About this exercise:
Work out how many lines in the data hold the word "more", and reply with that number only.

Records provided:
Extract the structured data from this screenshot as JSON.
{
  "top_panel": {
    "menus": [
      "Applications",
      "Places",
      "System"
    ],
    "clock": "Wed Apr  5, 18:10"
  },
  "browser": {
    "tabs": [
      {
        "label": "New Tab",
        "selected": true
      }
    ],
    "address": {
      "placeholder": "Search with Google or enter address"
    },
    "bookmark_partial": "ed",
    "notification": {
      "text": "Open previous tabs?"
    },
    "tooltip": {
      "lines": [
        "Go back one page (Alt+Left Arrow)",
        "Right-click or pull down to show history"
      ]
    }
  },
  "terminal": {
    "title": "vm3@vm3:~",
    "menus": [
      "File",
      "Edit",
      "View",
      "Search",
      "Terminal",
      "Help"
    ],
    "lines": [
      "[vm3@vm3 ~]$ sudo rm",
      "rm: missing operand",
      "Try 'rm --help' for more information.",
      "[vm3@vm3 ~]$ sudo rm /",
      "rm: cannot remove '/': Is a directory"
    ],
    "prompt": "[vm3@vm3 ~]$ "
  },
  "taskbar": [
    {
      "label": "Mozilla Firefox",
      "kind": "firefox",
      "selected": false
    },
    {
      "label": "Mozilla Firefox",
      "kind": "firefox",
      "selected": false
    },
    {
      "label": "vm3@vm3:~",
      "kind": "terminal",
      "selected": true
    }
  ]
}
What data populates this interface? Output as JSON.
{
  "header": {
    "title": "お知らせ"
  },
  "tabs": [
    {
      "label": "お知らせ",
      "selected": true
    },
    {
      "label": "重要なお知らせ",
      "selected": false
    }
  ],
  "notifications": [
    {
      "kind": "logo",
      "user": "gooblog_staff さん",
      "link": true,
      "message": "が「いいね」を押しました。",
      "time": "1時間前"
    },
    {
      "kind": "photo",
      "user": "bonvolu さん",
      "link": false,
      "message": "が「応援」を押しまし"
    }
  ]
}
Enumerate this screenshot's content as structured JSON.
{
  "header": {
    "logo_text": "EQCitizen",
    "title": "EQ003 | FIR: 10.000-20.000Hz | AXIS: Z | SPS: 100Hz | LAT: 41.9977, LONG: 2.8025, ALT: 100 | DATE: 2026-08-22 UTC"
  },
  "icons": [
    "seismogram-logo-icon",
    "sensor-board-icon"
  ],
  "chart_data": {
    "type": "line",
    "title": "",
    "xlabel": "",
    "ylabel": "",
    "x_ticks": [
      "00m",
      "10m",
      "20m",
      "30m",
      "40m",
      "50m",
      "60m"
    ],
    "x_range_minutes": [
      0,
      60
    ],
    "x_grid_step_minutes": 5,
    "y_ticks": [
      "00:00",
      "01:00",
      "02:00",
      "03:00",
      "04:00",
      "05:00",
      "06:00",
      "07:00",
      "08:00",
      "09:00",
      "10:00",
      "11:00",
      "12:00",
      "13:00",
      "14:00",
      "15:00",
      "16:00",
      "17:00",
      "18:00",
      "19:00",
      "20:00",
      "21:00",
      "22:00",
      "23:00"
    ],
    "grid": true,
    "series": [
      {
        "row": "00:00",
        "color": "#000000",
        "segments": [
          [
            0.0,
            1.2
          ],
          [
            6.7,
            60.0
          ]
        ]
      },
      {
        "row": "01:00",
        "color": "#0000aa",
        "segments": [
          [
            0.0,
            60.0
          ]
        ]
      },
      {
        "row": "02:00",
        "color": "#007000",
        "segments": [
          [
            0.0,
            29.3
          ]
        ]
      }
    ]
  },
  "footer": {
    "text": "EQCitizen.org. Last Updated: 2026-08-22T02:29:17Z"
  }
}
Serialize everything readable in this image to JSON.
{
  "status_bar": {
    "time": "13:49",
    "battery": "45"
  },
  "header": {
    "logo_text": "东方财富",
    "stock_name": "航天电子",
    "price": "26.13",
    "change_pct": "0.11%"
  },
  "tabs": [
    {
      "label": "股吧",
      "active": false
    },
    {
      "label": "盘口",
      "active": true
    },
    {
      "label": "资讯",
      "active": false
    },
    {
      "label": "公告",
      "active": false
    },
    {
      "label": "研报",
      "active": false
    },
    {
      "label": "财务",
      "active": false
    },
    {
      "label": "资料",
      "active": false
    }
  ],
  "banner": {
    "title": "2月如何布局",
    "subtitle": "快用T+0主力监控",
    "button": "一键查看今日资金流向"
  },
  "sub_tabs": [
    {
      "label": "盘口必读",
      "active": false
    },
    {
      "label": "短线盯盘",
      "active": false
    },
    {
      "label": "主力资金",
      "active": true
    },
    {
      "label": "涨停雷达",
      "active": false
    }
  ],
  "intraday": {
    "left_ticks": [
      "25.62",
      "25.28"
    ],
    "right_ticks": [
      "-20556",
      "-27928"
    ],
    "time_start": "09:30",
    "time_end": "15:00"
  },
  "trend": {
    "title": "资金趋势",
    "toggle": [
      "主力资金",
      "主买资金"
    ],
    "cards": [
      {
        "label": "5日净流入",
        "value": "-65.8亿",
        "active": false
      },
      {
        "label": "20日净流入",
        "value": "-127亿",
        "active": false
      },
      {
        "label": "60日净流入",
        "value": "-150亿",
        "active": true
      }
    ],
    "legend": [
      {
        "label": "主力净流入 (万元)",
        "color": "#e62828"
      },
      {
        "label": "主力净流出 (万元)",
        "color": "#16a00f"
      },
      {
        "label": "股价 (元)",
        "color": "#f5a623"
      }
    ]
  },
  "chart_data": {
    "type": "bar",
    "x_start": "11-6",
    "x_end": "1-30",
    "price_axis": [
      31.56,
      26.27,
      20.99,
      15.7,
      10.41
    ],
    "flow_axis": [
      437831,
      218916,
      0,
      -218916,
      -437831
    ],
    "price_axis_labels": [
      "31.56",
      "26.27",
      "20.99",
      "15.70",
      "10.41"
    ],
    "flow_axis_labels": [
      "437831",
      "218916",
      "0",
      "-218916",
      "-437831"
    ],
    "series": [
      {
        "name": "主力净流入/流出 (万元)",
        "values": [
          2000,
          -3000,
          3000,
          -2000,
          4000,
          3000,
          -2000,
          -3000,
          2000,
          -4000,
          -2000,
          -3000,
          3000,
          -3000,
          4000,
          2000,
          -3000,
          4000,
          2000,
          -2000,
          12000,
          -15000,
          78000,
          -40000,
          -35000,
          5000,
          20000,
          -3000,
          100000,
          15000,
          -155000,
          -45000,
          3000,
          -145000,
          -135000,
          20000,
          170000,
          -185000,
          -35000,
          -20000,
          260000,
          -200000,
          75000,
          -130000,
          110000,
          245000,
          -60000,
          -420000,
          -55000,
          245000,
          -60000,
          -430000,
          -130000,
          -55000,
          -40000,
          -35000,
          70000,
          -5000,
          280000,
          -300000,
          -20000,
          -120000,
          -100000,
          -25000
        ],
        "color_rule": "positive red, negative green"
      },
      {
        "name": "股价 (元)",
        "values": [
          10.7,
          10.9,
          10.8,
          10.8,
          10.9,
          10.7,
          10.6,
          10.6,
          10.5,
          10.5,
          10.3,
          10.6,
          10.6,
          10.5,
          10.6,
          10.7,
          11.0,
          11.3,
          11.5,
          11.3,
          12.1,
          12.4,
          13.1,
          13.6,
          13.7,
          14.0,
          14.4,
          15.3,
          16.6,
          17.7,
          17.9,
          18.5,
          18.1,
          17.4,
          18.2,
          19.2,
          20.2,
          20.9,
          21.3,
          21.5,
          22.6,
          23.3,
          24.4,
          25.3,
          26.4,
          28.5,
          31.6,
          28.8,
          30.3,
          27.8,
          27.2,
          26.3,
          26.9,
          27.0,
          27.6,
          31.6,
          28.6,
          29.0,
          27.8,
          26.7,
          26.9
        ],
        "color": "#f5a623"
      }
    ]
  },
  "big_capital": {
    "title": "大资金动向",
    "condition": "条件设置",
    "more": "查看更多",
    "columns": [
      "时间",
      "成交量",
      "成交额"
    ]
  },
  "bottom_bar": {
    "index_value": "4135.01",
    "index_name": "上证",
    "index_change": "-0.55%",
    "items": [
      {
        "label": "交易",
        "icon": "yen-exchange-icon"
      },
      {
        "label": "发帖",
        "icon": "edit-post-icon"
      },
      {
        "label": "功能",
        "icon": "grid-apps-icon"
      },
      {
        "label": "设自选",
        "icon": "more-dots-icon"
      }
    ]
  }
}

Response to the exercise:
3